→ **Exercise aim**: Please return all lines from the records below that include the string "title".

((

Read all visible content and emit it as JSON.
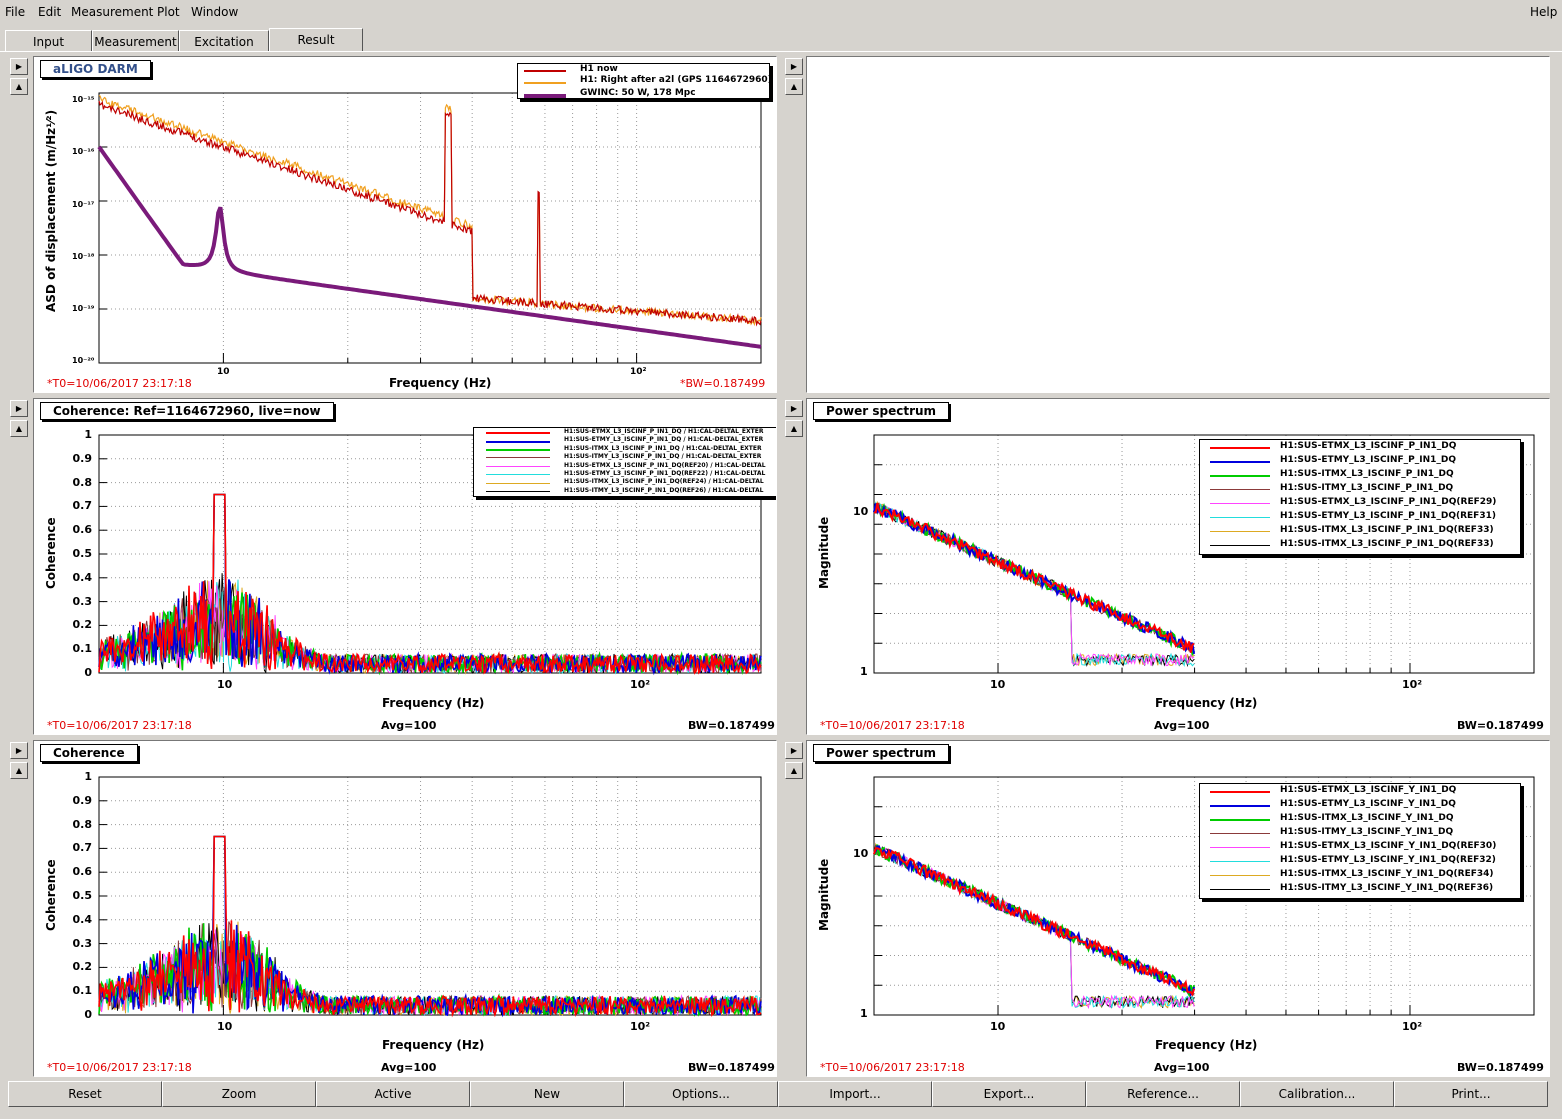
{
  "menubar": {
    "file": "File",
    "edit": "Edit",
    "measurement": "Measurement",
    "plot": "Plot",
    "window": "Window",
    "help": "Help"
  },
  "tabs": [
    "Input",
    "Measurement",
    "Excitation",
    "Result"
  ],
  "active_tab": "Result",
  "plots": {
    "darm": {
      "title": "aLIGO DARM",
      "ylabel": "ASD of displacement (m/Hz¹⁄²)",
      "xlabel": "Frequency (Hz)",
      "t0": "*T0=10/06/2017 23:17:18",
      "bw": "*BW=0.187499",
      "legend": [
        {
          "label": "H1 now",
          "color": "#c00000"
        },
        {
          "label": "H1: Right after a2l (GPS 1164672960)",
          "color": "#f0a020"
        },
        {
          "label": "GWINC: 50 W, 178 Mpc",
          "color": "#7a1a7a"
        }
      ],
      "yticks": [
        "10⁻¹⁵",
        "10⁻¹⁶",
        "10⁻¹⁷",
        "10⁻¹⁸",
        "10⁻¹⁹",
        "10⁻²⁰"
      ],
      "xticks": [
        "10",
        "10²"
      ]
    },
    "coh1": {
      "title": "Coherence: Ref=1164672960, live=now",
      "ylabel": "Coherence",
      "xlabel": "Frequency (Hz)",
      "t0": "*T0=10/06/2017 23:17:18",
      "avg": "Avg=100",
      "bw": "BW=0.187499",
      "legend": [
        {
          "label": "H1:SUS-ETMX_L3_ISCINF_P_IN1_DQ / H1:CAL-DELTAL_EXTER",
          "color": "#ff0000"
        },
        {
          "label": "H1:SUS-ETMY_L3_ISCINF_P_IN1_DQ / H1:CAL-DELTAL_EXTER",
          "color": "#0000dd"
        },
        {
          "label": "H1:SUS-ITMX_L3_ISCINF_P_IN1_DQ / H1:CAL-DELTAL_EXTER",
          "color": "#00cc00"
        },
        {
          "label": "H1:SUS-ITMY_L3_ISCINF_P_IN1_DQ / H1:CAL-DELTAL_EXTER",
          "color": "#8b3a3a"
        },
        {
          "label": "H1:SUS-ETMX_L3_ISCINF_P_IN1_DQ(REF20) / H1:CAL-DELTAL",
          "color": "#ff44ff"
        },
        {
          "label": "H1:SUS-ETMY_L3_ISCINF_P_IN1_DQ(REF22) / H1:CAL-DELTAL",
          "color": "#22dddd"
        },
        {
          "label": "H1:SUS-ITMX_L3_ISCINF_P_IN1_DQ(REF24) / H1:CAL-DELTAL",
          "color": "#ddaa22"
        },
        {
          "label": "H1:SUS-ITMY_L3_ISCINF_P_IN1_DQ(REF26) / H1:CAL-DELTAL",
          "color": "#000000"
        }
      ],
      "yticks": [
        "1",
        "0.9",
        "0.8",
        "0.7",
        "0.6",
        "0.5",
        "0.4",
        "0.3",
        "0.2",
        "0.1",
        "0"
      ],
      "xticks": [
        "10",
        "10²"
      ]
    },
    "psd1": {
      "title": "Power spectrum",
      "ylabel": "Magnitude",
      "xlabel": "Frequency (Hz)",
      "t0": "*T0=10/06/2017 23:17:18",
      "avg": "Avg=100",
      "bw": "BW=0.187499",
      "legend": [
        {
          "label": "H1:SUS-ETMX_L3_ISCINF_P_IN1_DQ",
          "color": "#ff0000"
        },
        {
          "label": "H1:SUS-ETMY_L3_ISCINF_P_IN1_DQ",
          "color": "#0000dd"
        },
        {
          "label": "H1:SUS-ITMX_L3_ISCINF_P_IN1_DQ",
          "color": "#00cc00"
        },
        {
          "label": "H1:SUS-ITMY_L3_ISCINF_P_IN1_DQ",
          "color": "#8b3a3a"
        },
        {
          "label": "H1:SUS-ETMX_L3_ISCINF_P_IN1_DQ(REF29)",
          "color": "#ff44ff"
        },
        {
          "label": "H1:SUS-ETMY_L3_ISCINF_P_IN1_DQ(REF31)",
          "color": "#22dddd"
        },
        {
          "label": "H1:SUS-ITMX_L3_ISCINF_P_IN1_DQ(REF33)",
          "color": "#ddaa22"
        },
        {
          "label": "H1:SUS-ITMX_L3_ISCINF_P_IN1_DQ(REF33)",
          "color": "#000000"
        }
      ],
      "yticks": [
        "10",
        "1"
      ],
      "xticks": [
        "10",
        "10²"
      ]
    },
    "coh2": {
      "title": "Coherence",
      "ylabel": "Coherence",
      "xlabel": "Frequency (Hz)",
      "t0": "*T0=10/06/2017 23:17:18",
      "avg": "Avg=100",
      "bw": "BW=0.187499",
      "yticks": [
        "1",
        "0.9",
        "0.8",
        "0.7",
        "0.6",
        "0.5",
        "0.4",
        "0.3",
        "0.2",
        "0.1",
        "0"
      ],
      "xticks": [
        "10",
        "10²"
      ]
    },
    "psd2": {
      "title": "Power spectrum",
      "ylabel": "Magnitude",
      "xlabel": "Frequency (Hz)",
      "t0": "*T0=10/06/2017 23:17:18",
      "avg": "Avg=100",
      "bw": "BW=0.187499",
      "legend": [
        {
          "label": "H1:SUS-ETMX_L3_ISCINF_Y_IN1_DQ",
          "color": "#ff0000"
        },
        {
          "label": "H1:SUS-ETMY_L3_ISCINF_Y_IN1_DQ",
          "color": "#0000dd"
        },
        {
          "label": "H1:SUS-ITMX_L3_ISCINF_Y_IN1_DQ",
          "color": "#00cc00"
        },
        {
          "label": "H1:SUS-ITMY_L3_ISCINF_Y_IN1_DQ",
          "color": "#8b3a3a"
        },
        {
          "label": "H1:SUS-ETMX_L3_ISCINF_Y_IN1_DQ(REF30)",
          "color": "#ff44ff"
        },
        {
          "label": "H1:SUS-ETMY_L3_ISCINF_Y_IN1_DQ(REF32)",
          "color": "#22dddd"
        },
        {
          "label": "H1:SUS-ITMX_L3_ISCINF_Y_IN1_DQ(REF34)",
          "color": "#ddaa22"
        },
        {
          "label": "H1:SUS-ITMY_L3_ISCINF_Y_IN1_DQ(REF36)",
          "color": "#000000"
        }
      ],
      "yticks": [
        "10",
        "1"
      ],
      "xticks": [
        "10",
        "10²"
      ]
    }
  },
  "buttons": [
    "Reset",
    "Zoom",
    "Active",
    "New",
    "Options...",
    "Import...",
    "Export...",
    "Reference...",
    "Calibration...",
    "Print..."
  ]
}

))

→ **Response area**:
      "title": "aLIGO DARM",
      "title": "Coherence: Ref=1164672960, live=now",
      "title": "Power spectrum",
      "title": "Coherence",
      "title": "Power spectrum",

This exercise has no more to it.